The real economy once discarded as too cheap and too poor is now underpinning the lot. The balance of power in the economy has changed; but nobody has noticed yet.

At least the bankers got their new paradigm: it is not the one they expected but then they never are. Time to change and change big because (old cliche coming round the bend) those who refuse to learn the lessons of history are doomed to relive it.

The public are in a hanging mood because they understand times have changed but those who say they are our betters have not and probably cannot. Time to encourage the others, methinks..."


125. ExcellenceFirst wrote:

There was me thinking that just a little bit of reality was seeping into the public consciousness, and that maybe, just maybe, we were getting towards the stage where we could start to put our intellects together and devise an appropriate way out of this mess which is of our own making - all of us ... And then I read the comments to this post, and with the notable exception of stanilic (above), everyone's come to the conclusion that the independent decisions of banks and bankers are wholly to blame for the situation we are in. It will never cease to amaze me the power of the establishment to mould the thinking of people into whatever shape it wants. Absolutely unbelievable ... So the reality is that we still can't make any progress in sorting ourselves out, because, other than a handful of people, everyone is heading off on a mental wild-goose-chase. At the end of which we will end up with reams and reams of "action" none of which is remotely close to addressing the issues that need to be addressed ... O brave new world that has such people in it..."


144. ExcellenceFirst wrote:

"I think we should start by reacquainting ourselves with reality. And top of the list would be the criminalisation of using deception for advantage. So goodbye most advertising, promotions, public relations, marketing and spin. Communication becomes genuine and honest. Making progress as individuals requires us to do things better - and not to waste time and effort to work out more and more convoluted ways of describing what we actually do as being better than that which it replaced.


The point is that we will have to do this sometime, and sometime soon. There will come a time when so many people refuse to believe a word they're told about anything, that government of the country becomes impossible. We're moving ever closer..."

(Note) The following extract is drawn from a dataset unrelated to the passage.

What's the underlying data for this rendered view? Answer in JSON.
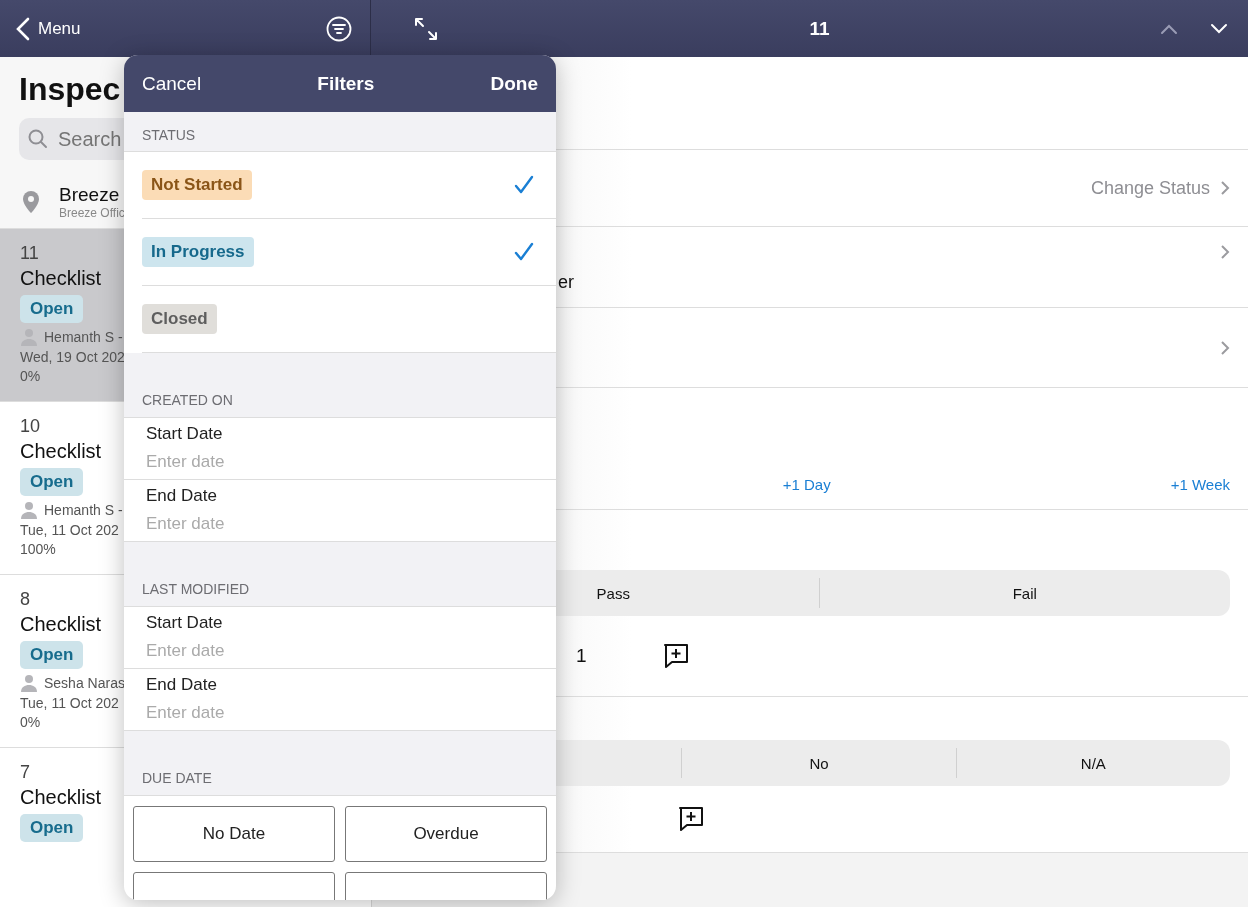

And my observations:


It is amazing to see the Government (Gordon Brown and his Darling) focus on blaming the banks, when it is they that introduced the flawed/ineffective tripartite system of regulation, which allowed lax regulation to prosper so they could build up the economy (and hence public services) based on the 'short term economic bubble of profit" that resulted - and all at the expense of the real economy! Shame on them - and all who allowed them. Given Gordon is supposed to be a religious man - perhaps he should re-read the ten commandments and scriptures related to money lenders.



David Clift, a Future 500 Leader


PS Contrary to popular belief, Brown and Darling are not dealing with the crisis - They want to maintain the tripartite system and Darling is now having to 'plead with the bankers' not to start the bonus culture all over again e.g. take a look at (and for a wider perspective too ). They created the problem, refuse to acknowledge this, and are failing to fix it too (and people allow them to).